  • Description of your methodology
  • Evaluation results 
  • Discussion of your approach, threats to validity, and additional experiments
  • Conclusions and future work 
  • Appendix: Describe how to run and test your implementation (See below).
You must demonstrate your project output to the instructor. If you are doing a project that involves implementation, you must submit your souce code in zip file. This zip file must include test cases and a manual in addition to source code. Your manual must describe how to run and test your code and must describe how you achieve empirical results described in your final report.

Here is a grading guideline for a final project report (pdf).

Email Policy
When you send me an email about this class, please put a header [EE 382V] in the subject line. This will tag your email as a course-related email. I will respond to you as soon as I can or during my email office hours.  Please be brief and explicit about where you were stuck and what you need from me. I will try to answer them the best I can either by email, during the class, or using the blackboard discussion board. If you need immediate or interactive response, please try to talk to me after class or make an appointment to see me.

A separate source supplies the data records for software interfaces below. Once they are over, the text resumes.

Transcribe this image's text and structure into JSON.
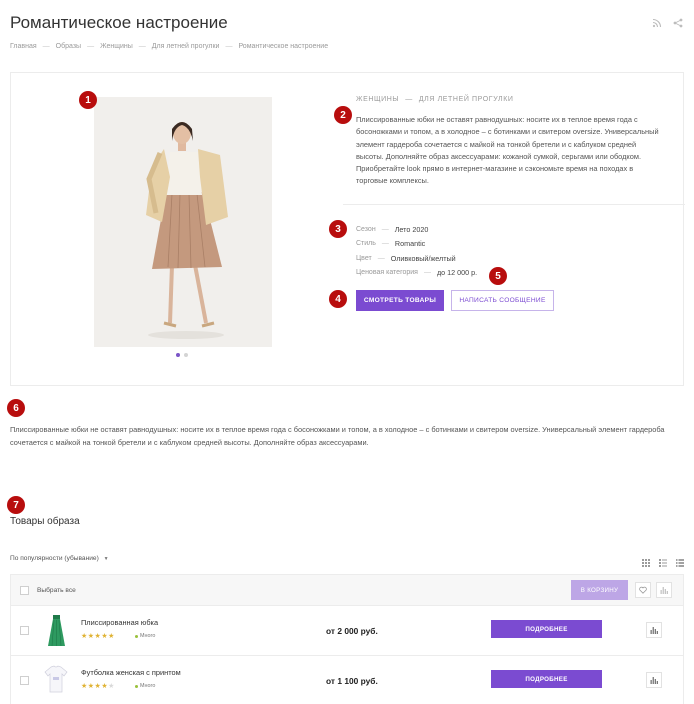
{
  "page": {
    "title": "Романтическое настроение"
  },
  "breadcrumb": [
    "Главная",
    "Образы",
    "Женщины",
    "Для летней прогулки",
    "Романтическое настроение"
  ],
  "markers": [
    "1",
    "2",
    "3",
    "4",
    "5",
    "6",
    "7"
  ],
  "look": {
    "section_path": [
      "Женщины",
      "Для летней прогулки"
    ],
    "description": "Плиссированные юбки не оставят равнодушных: носите их в теплое время года с босоножками и топом, а в холодное – с ботинками и свитером oversize. Универсальный элемент гардероба сочетается с майкой на тонкой бретели и с каблуком средней высоты. Дополняйте образ аксессуарами: кожаной сумкой, серьгами или ободком. Приобретайте look прямо в интернет-магазине и сэкономьте время на походах в торговые комплексы.",
    "properties": [
      {
        "label": "Сезон",
        "value": "Лето 2020"
      },
      {
        "label": "Стиль",
        "value": "Romantic"
      },
      {
        "label": "Цвет",
        "value": "Оливковый/желтый"
      },
      {
        "label": "Ценовая категория",
        "value": "до 12 000 р."
      }
    ],
    "primary_button": "Смотреть товары",
    "secondary_button": "Написать сообщение"
  },
  "long_description": "Плиссированные юбки не оставят равнодушных: носите их в теплое время года с босоножками и топом, а в холодное – с ботинками и свитером oversize. Универсальный элемент гардероба сочетается с майкой на тонкой бретели и с каблуком средней высоты. Дополняйте образ аксессуарами.",
  "products": {
    "title": "Товары образа",
    "sort_label": "По популярности (убывание)",
    "select_all": "Выбрать все",
    "cart_button": "В корзину",
    "items": [
      {
        "name": "Плиссированная юбка",
        "rating": 5,
        "stock": "Много",
        "price": "от 2 000 руб.",
        "button": "Подробнее"
      },
      {
        "name": "Футболка женская с принтом",
        "rating": 4,
        "stock": "Много",
        "price": "от 1 100 руб.",
        "button": "Подробнее"
      }
    ]
  },
  "colors": {
    "accent": "#7b4bd1",
    "accent_disabled": "#bda6e6",
    "marker": "#b80d0d",
    "star": "#e0b334",
    "stock": "#9ac13b"
  },
  "icons": {
    "top": [
      "rss-icon",
      "share-icon"
    ],
    "views": [
      "tile-view-icon",
      "list-view-icon",
      "table-view-icon"
    ],
    "row_actions": [
      "compare-icon"
    ],
    "head_actions": [
      "favorite-icon",
      "compare-icon"
    ]
  }
}
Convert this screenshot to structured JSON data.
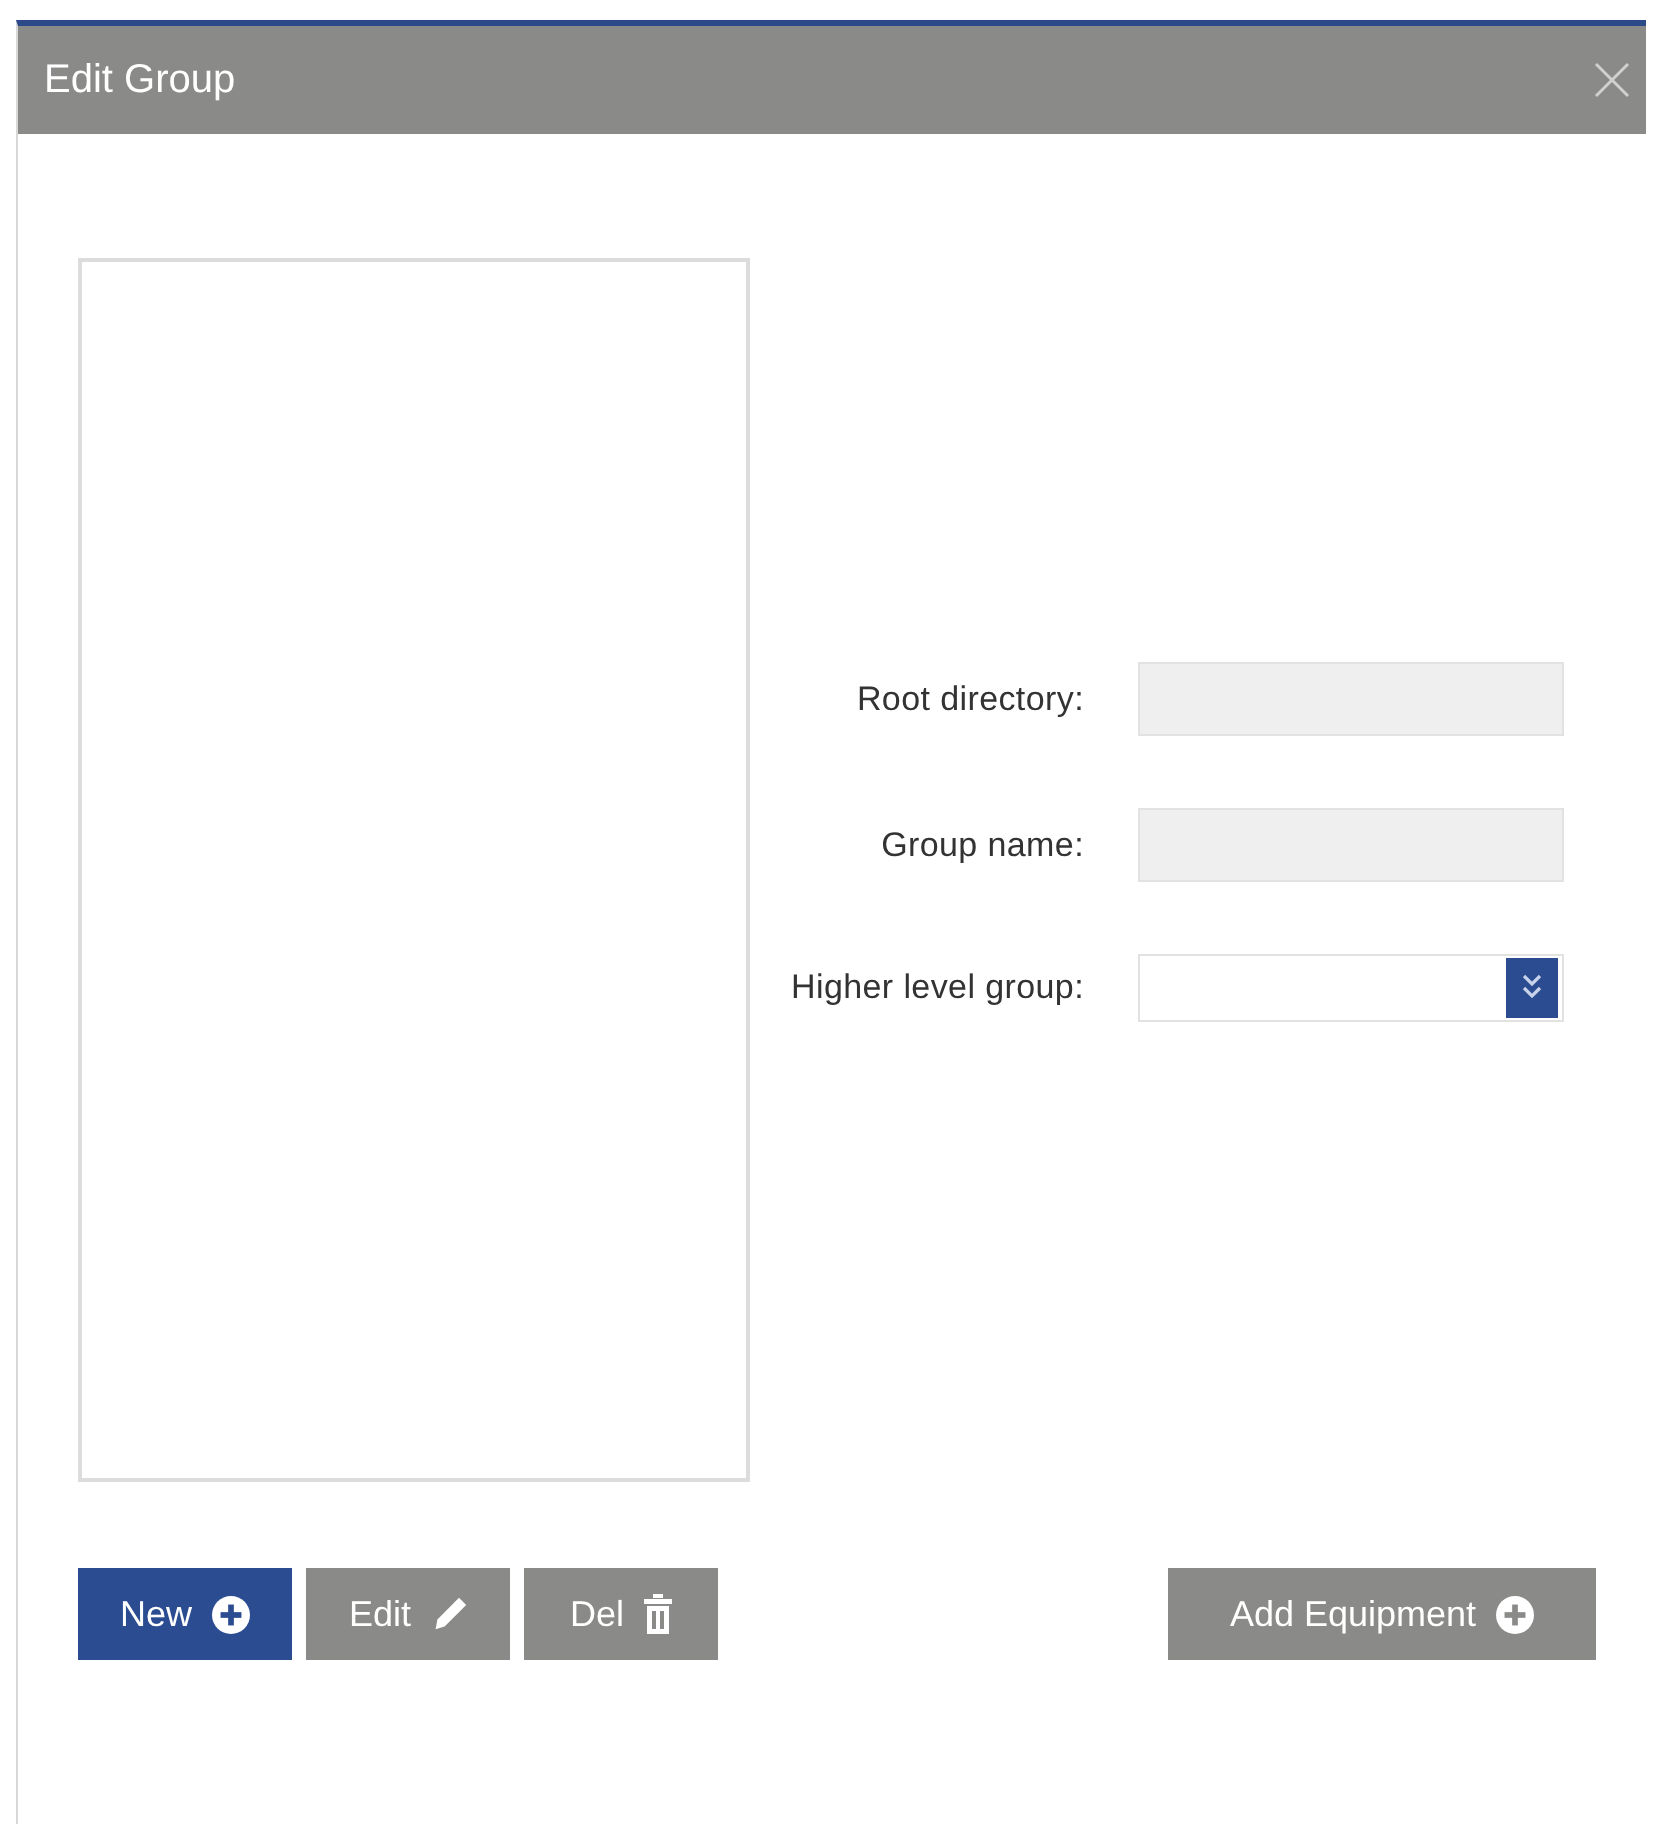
{
  "window": {
    "title": "Edit Group"
  },
  "form": {
    "fields": [
      {
        "label": "Root directory:",
        "kind": "text",
        "disabled": true
      },
      {
        "label": "Group name:",
        "kind": "text",
        "disabled": true
      },
      {
        "label": "Higher level group:",
        "kind": "select",
        "disabled": false
      }
    ]
  },
  "buttons": [
    {
      "label": "New",
      "kind": "primary"
    },
    {
      "label": "Edit",
      "kind": "default"
    },
    {
      "label": "Del",
      "kind": "default"
    }
  ],
  "side_buttons": [
    {
      "label": "Add Equipment",
      "kind": "default"
    }
  ]
}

Quick Links

Changes from the previous Software Evolution class 
(1) Midpoint project presentation: In addition to submitting a midpoint review report, we will have an in-class project presentations about your midpoint project progress.
(2) Reading assignments: I understand that you may not be able to hand-in paper reviews in time for whatever reasons. You will have one immunity allowance for paper reviews. Out of 9 paper reviews, your best 8 scores will count toward your grade.
(3) No late policy: For reading assignments and project-related assignments, there is no late policy. I will not be accepting any late assignment. If you'd like to submit your assignments in advance, yet the blackboard submission site is not open for submission, you may email me your assignments.

Student with Disabilities
The University of Texas at Austin provides upon request appropriate academic accommodations for qualified students with disabilities. For more information, contact the Office of the Dean of Students at 471-6259, 471-4641 TTY or the College of Engineering Director of Students with Disabilities at 471-4382.